- Opening Delimiter -

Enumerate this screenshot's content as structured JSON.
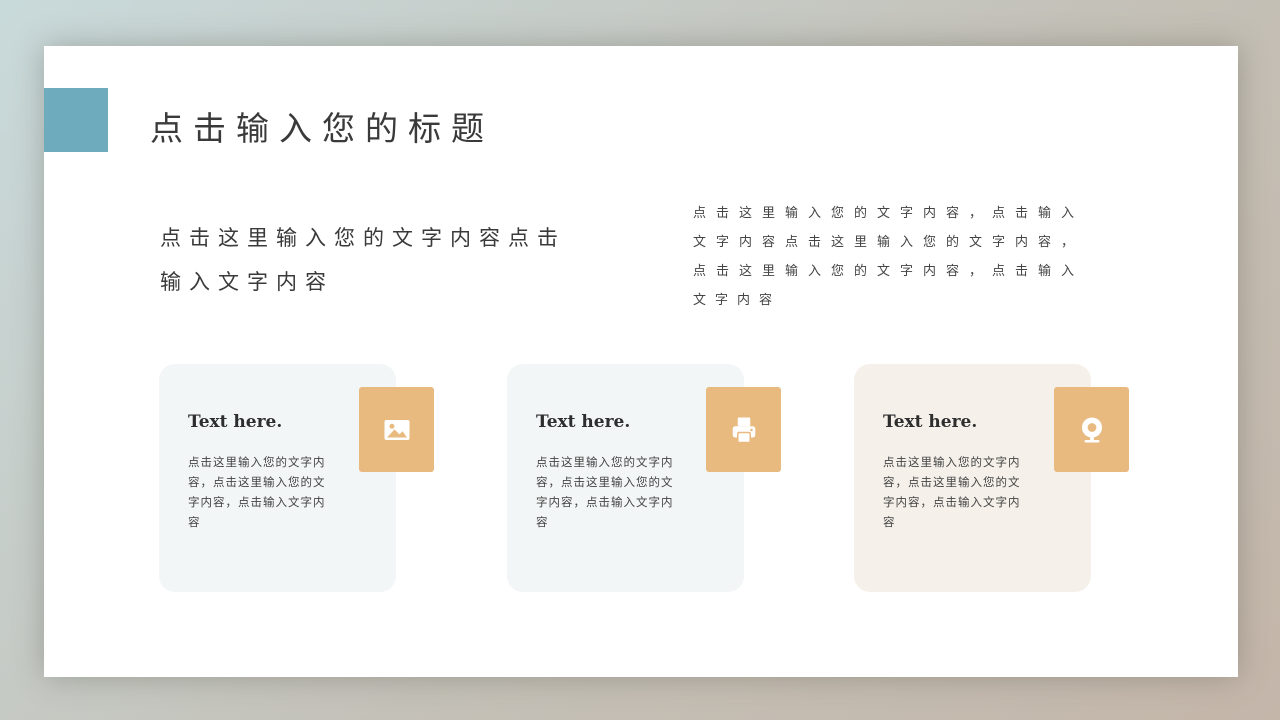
{
  "slide": {
    "title": "点击输入您的标题",
    "lead_text": "点击这里输入您的文字内容点击输入文字内容",
    "side_text": "点击这里输入您的文字内容，点击输入文字内容点击这里输入您的文字内容，点击这里输入您的文字内容，点击输入文字内容"
  },
  "cards": [
    {
      "heading": "Text here.",
      "body": "点击这里输入您的文字内容，点击这里输入您的文字内容，点击输入文字内容",
      "icon": "image-icon"
    },
    {
      "heading": "Text here.",
      "body": "点击这里输入您的文字内容，点击这里输入您的文字内容，点击输入文字内容",
      "icon": "printer-icon"
    },
    {
      "heading": "Text here.",
      "body": "点击这里输入您的文字内容，点击这里输入您的文字内容，点击输入文字内容",
      "icon": "webcam-icon"
    }
  ],
  "colors": {
    "accent_blue": "#6eabbd",
    "icon_box": "#e8ba80",
    "card_cool": "#f2f6f6",
    "card_warm": "#f5f0ea"
  }
}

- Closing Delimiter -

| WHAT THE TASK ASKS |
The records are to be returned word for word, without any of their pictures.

| OUTPUT |
Enumerate this screenshot's content as structured JSON.
{
  "slide": {
    "title": "点击输入您的标题",
    "lead_text": "点击这里输入您的文字内容点击输入文字内容",
    "side_text": "点击这里输入您的文字内容，点击输入文字内容点击这里输入您的文字内容，点击这里输入您的文字内容，点击输入文字内容"
  },
  "cards": [
    {
      "heading": "Text here.",
      "body": "点击这里输入您的文字内容，点击这里输入您的文字内容，点击输入文字内容",
      "icon": "image-icon"
    },
    {
      "heading": "Text here.",
      "body": "点击这里输入您的文字内容，点击这里输入您的文字内容，点击输入文字内容",
      "icon": "printer-icon"
    },
    {
      "heading": "Text here.",
      "body": "点击这里输入您的文字内容，点击这里输入您的文字内容，点击输入文字内容",
      "icon": "webcam-icon"
    }
  ],
  "colors": {
    "accent_blue": "#6eabbd",
    "icon_box": "#e8ba80",
    "card_cool": "#f2f6f6",
    "card_warm": "#f5f0ea"
  }
}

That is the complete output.